Data about app and page elements
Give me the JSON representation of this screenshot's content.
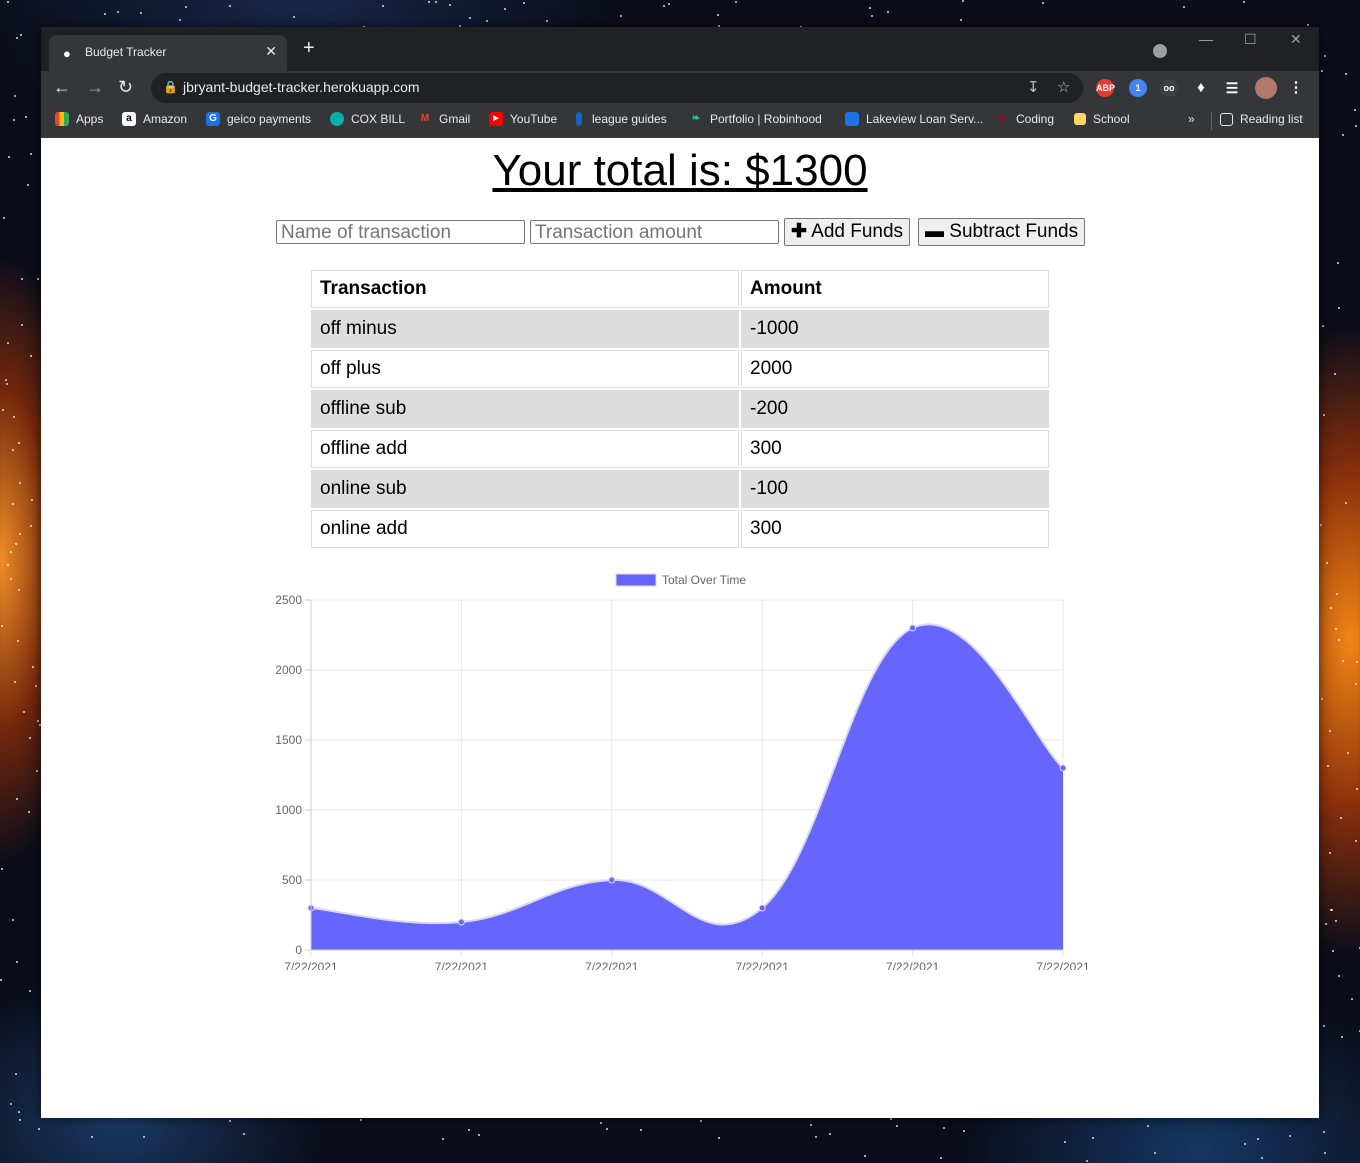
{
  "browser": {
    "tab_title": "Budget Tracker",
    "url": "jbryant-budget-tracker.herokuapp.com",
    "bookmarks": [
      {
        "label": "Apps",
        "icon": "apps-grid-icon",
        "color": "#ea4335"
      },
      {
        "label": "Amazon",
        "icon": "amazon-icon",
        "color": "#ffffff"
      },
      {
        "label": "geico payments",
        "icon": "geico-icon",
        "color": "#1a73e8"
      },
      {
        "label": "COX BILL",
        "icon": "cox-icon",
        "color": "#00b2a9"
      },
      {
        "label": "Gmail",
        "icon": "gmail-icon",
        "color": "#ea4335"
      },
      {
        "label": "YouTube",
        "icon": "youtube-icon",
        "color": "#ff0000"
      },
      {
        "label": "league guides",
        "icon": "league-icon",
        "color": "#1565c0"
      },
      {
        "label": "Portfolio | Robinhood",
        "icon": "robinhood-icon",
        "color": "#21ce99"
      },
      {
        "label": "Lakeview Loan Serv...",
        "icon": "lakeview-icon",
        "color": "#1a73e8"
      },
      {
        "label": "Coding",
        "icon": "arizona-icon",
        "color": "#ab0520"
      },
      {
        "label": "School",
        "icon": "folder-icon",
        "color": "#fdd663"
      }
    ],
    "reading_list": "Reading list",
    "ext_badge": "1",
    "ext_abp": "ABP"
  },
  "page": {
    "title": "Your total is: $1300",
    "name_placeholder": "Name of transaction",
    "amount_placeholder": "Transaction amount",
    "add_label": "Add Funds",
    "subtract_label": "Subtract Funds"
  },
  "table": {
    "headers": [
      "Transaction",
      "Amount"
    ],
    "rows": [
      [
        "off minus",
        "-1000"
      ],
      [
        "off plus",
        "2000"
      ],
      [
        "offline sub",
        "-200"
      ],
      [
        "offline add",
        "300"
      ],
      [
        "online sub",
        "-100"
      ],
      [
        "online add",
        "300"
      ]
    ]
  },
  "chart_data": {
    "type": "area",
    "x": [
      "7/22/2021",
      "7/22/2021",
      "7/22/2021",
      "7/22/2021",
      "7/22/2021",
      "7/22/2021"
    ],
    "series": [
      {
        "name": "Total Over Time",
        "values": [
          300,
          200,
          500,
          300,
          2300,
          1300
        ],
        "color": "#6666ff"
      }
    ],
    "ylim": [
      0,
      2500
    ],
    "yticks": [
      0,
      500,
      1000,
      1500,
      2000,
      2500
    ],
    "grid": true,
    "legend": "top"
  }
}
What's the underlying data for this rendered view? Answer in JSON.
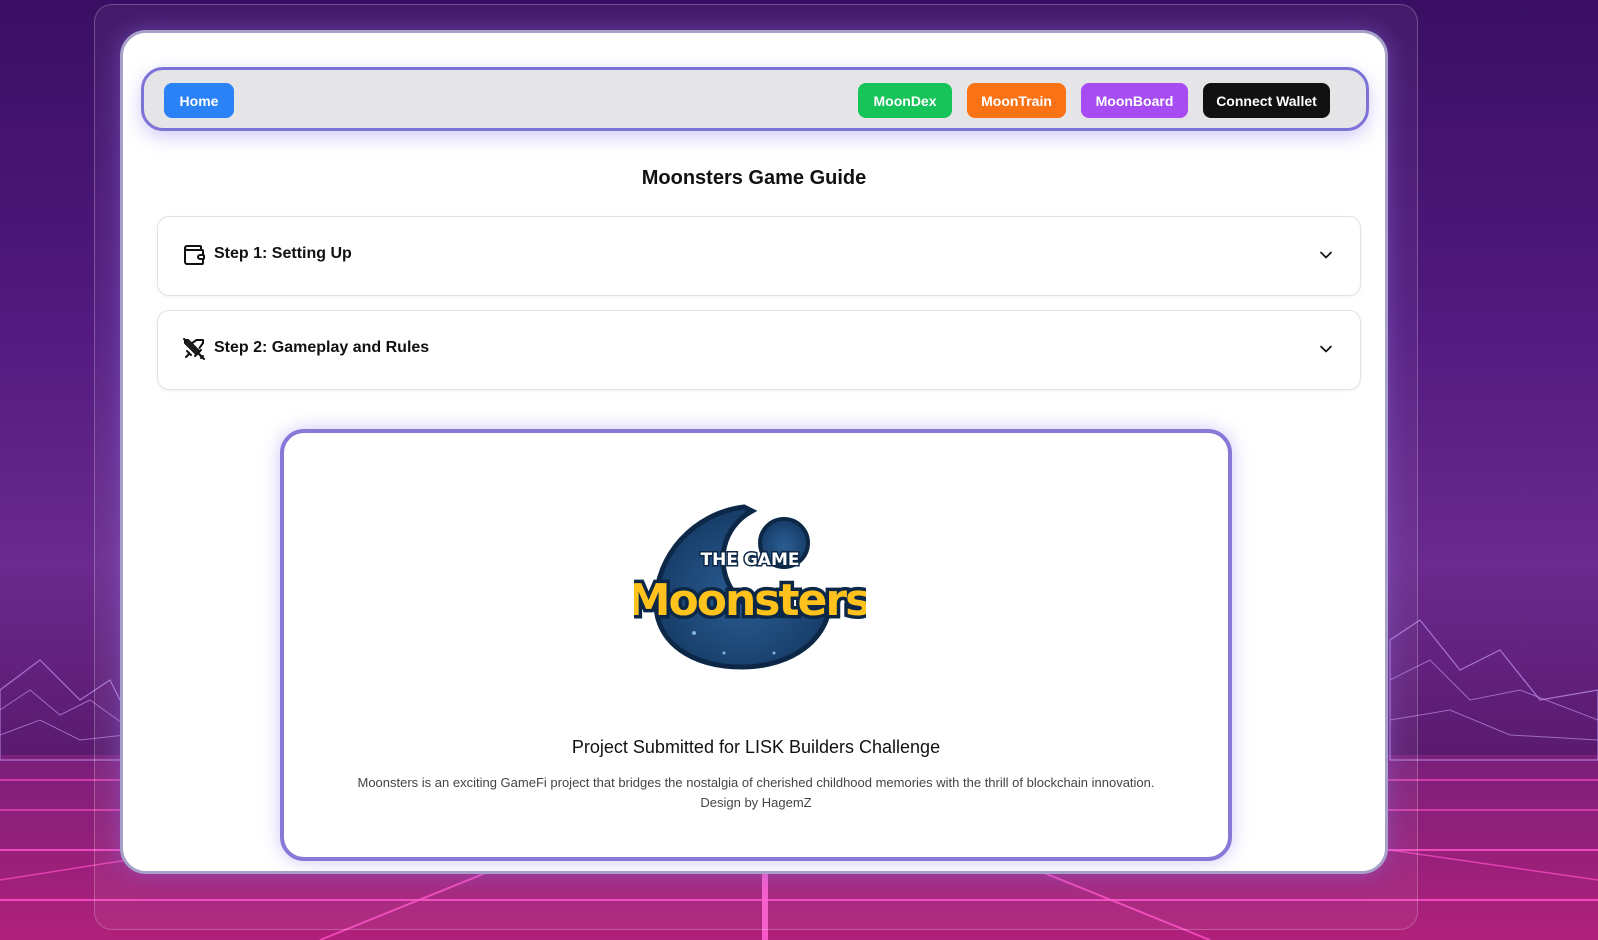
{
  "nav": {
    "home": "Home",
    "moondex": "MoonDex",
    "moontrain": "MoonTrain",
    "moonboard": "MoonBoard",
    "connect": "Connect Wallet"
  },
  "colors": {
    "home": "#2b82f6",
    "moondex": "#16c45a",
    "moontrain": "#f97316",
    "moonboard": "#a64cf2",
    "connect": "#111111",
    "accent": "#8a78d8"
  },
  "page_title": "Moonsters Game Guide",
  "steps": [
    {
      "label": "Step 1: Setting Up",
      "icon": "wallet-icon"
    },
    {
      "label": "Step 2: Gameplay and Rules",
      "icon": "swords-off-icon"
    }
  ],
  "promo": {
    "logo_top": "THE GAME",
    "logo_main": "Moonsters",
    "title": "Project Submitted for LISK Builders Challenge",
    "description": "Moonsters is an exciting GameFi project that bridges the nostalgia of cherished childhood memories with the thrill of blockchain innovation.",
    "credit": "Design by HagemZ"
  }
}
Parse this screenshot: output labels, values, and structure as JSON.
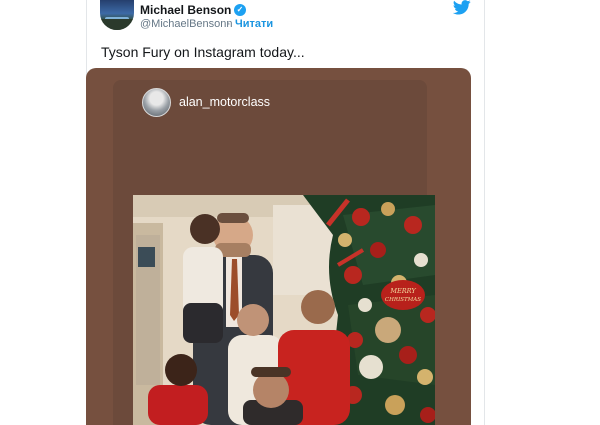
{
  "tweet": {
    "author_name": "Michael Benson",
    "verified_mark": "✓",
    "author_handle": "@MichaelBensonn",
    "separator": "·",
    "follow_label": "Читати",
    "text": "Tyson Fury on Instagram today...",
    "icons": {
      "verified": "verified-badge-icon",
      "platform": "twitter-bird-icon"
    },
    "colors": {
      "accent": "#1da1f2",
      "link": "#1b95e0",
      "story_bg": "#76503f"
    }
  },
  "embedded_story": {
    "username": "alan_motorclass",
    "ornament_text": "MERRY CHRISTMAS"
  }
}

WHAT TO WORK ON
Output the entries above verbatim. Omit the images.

ANSWER SPACE
Give me the JSON representation of this screenshot's content.
{
  "browser": {
    "tab_title": "Budget Tracker",
    "url": "jbryant-budget-tracker.herokuapp.com",
    "bookmarks": [
      {
        "label": "Apps",
        "icon": "apps-grid-icon",
        "color": "#ea4335"
      },
      {
        "label": "Amazon",
        "icon": "amazon-icon",
        "color": "#ffffff"
      },
      {
        "label": "geico payments",
        "icon": "geico-icon",
        "color": "#1a73e8"
      },
      {
        "label": "COX BILL",
        "icon": "cox-icon",
        "color": "#00b2a9"
      },
      {
        "label": "Gmail",
        "icon": "gmail-icon",
        "color": "#ea4335"
      },
      {
        "label": "YouTube",
        "icon": "youtube-icon",
        "color": "#ff0000"
      },
      {
        "label": "league guides",
        "icon": "league-icon",
        "color": "#1565c0"
      },
      {
        "label": "Portfolio | Robinhood",
        "icon": "robinhood-icon",
        "color": "#21ce99"
      },
      {
        "label": "Lakeview Loan Serv...",
        "icon": "lakeview-icon",
        "color": "#1a73e8"
      },
      {
        "label": "Coding",
        "icon": "arizona-icon",
        "color": "#ab0520"
      },
      {
        "label": "School",
        "icon": "folder-icon",
        "color": "#fdd663"
      }
    ],
    "reading_list": "Reading list",
    "ext_badge": "1",
    "ext_abp": "ABP"
  },
  "page": {
    "title": "Your total is: $1300",
    "name_placeholder": "Name of transaction",
    "amount_placeholder": "Transaction amount",
    "add_label": "Add Funds",
    "subtract_label": "Subtract Funds"
  },
  "table": {
    "headers": [
      "Transaction",
      "Amount"
    ],
    "rows": [
      [
        "off minus",
        "-1000"
      ],
      [
        "off plus",
        "2000"
      ],
      [
        "offline sub",
        "-200"
      ],
      [
        "offline add",
        "300"
      ],
      [
        "online sub",
        "-100"
      ],
      [
        "online add",
        "300"
      ]
    ]
  },
  "chart_data": {
    "type": "area",
    "x": [
      "7/22/2021",
      "7/22/2021",
      "7/22/2021",
      "7/22/2021",
      "7/22/2021",
      "7/22/2021"
    ],
    "series": [
      {
        "name": "Total Over Time",
        "values": [
          300,
          200,
          500,
          300,
          2300,
          1300
        ],
        "color": "#6666ff"
      }
    ],
    "ylim": [
      0,
      2500
    ],
    "yticks": [
      0,
      500,
      1000,
      1500,
      2000,
      2500
    ],
    "grid": true,
    "legend": "top"
  }
}
What's the underlying data for this rendered view? Answer in JSON.
{
  "nav": {
    "home": "Home",
    "moondex": "MoonDex",
    "moontrain": "MoonTrain",
    "moonboard": "MoonBoard",
    "connect": "Connect Wallet"
  },
  "colors": {
    "home": "#2b82f6",
    "moondex": "#16c45a",
    "moontrain": "#f97316",
    "moonboard": "#a64cf2",
    "connect": "#111111",
    "accent": "#8a78d8"
  },
  "page_title": "Moonsters Game Guide",
  "steps": [
    {
      "label": "Step 1: Setting Up",
      "icon": "wallet-icon"
    },
    {
      "label": "Step 2: Gameplay and Rules",
      "icon": "swords-off-icon"
    }
  ],
  "promo": {
    "logo_top": "THE GAME",
    "logo_main": "Moonsters",
    "title": "Project Submitted for LISK Builders Challenge",
    "description": "Moonsters is an exciting GameFi project that bridges the nostalgia of cherished childhood memories with the thrill of blockchain innovation.",
    "credit": "Design by HagemZ"
  }
}
Parse this screenshot: output labels, values, and structure as JSON.
{
  "tweet": {
    "author_name": "Michael Benson",
    "verified_mark": "✓",
    "author_handle": "@MichaelBensonn",
    "separator": "·",
    "follow_label": "Читати",
    "text": "Tyson Fury on Instagram today...",
    "icons": {
      "verified": "verified-badge-icon",
      "platform": "twitter-bird-icon"
    },
    "colors": {
      "accent": "#1da1f2",
      "link": "#1b95e0",
      "story_bg": "#76503f"
    }
  },
  "embedded_story": {
    "username": "alan_motorclass",
    "ornament_text": "MERRY CHRISTMAS"
  }
}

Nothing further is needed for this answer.